FINAL PREPARATIONS AND FINISHING TOUCHES AS SAILGP SEASON 3 KICKS OFF IN BERMUDA
There are less than 24 hours to go until SailGP Season 3 gets underway in spectacular fashion at the Bermuda Sail Grand Prix presented by Hamilton Princess on May 14-15. Just seven weeks after Australia dramatically claimed its second successive SailGP Championship on San Francisco Bay, for the first time an expanded fleet of nine identical hydrofoiling F50 catamarans will be in action, with new teams Canada and Switzerland making their SailGP debut.
The new entrants, along with the rest of the event field, Denmark, France, Great Britain, New Zealand, Spain and the United States will be looking to take the title from Tom Slingsby and his Australia team. Due to a series of external factors – that has meant the fleet’s tenth boat cannot be completed in time – Japan will miss the first three events of the season, including Bermuda.
Slingsby, meanwhile, is well aware of the target on his back heading into the opening weekend after claiming the first two SailGP titles.
Slingsby said: “It’s going to get tougher and tougher, the teams are getting better and they’re going to start catching us. I think as everyone gets more competitive and with more events, we now have pretty severe penalty points, and with the boats getting closer, it’s really going to be about staying out of trouble.”
After a number of major collisions leading up to and during the Season 2 Grand Final, the penalties for competitors making contact with other F50s have been dramatically increased. It was a hot topic of conversation at the official pre-season press conference.
Driver of the Great Britain team, Sir Ben Ainslie said: “It requires a total rethink in how you approach the racing, from our perspective, we fell foul of it a couple of times last season for different reasons but we have taken the time between Sydney and this event to really re-evaluate our risk and reward approach to racing and it’s going to be a factor for sure.”
Season 2 Grand Finalist and two-time America’s Cup winner Jimmy Spithill was similarly concerned about the potential impact the new rules could have on his U.S. team in Season 3.
Spithill said: “The end goal is to be in the main event and to do that you’ve got to be careful with these penalty points. If you have one or two collisions or contacts out there, that’s season over. With more boats and teams pushing harder, the race courses are tight, you’ve really got to think about that.”
Canada might be a new entrant in the field but it has one of the league’s most experienced drivers in Phil Robertson, who is leading his third team in three seasons.
Robertson said: “Same old Phil, different season, what’s cool about starting a third team is you’ve done a lot of learning with the first two and made a few mistakes and learned from them. We’re coming in stronger than we did with the other teams, I’m confident with the team. We’re here to win and that’s what we’re set out to do, our goal is to be competitive as soon as possible and be beating the guys at the top of this league.”

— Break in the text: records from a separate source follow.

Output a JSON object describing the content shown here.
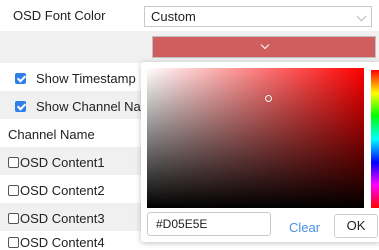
{
  "osd_font_color": {
    "label": "OSD Font Color",
    "value": "Custom",
    "current_color": "#D05E5E",
    "icons": {
      "select_chevron": "chevron-down-icon",
      "trigger_chevron": "chevron-down-icon"
    }
  },
  "settings": [
    {
      "label": "Show Timestamp",
      "checked": true
    },
    {
      "label": "Show Channel Name",
      "checked": true
    },
    {
      "label": "Channel Name"
    },
    {
      "label": "OSD Content1",
      "checked": false
    },
    {
      "label": "OSD Content2",
      "checked": false
    },
    {
      "label": "OSD Content3",
      "checked": false
    },
    {
      "label": "OSD Content4",
      "checked": false
    }
  ],
  "color_picker": {
    "hex_value": "#D05E5E",
    "clear_label": "Clear",
    "ok_label": "OK"
  },
  "colors": {
    "accent": "#2f7fe8",
    "link": "#4a90e2",
    "row_alt": "#f0f0f0"
  }
}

The other new team, Switzerland, features the league’s youngest driver, Sébastien Schneiter, who, at 26, is planning to give it his all to compete in the experienced field. Having launched the team last summer, Schneiter and his Swiss team were the F50 to launch in Bermuda and managed to get in a few weeks of vital practice ahead of the opening event of the season.
Schneiter said: “It’s something very unique and I wish everyone could try it. There’s nothing that can get you close to it. It feels like you are driving a monster that can bite you back at any time. We’ve been sailing here around 10 days on the Great Sound and we were trying to push as hard as we could with the maneuvers but yesterday was the first time we were on the start line and it felt like we were thrown in the washing machine and didn’t really know what was happening. There’s only one way you can sail those boats and it’s full steam.”
Teams compete for two trophies in SailGP, with the second season of the Impact League, SailGP’s second podium for the planet, also starting in Bermuda. The Impact League tracks the positive actions the teams make to reduce their overall carbon footprint and help accelerate inclusivity in sailing. New Zealand were the first winners in Season 2, and driver Peter Burling is aiming for his team to defend its title as well as targeting a podium finish in the overall championship.
Burling said: “I think definitely the competition is heating up a lot in the Impact League – we’re very pleased with our performance as a team last year and it’s something we want to set high for the other teams, it’s going to be hard to win it again but it’s what we’re aiming to do.
“In terms of the Championship, it was definitely a tricky season for us in Season 1. We missed a little bit of training and it really felt like we were on the back foot all season. So this season we’ve kept a very similar line up to last year and we’re looking to keep improving and make little changes to a whole heap of different areas, which will hopefully pay off.”
Bermuda is the first of 10 confirmed venues (with one still to be announced) that will form the Season 3 calendar. Chicago is the next stop for SailGP, before visiting Plymouth, Copenhagen, Saint-Tropez, Cádiz, Dubai, Singapore, Christchurch and San Francisco.
The season gets underway May 14 at 1400 local time. For all the details on how to watch around the globe, visit SailGP.com/watch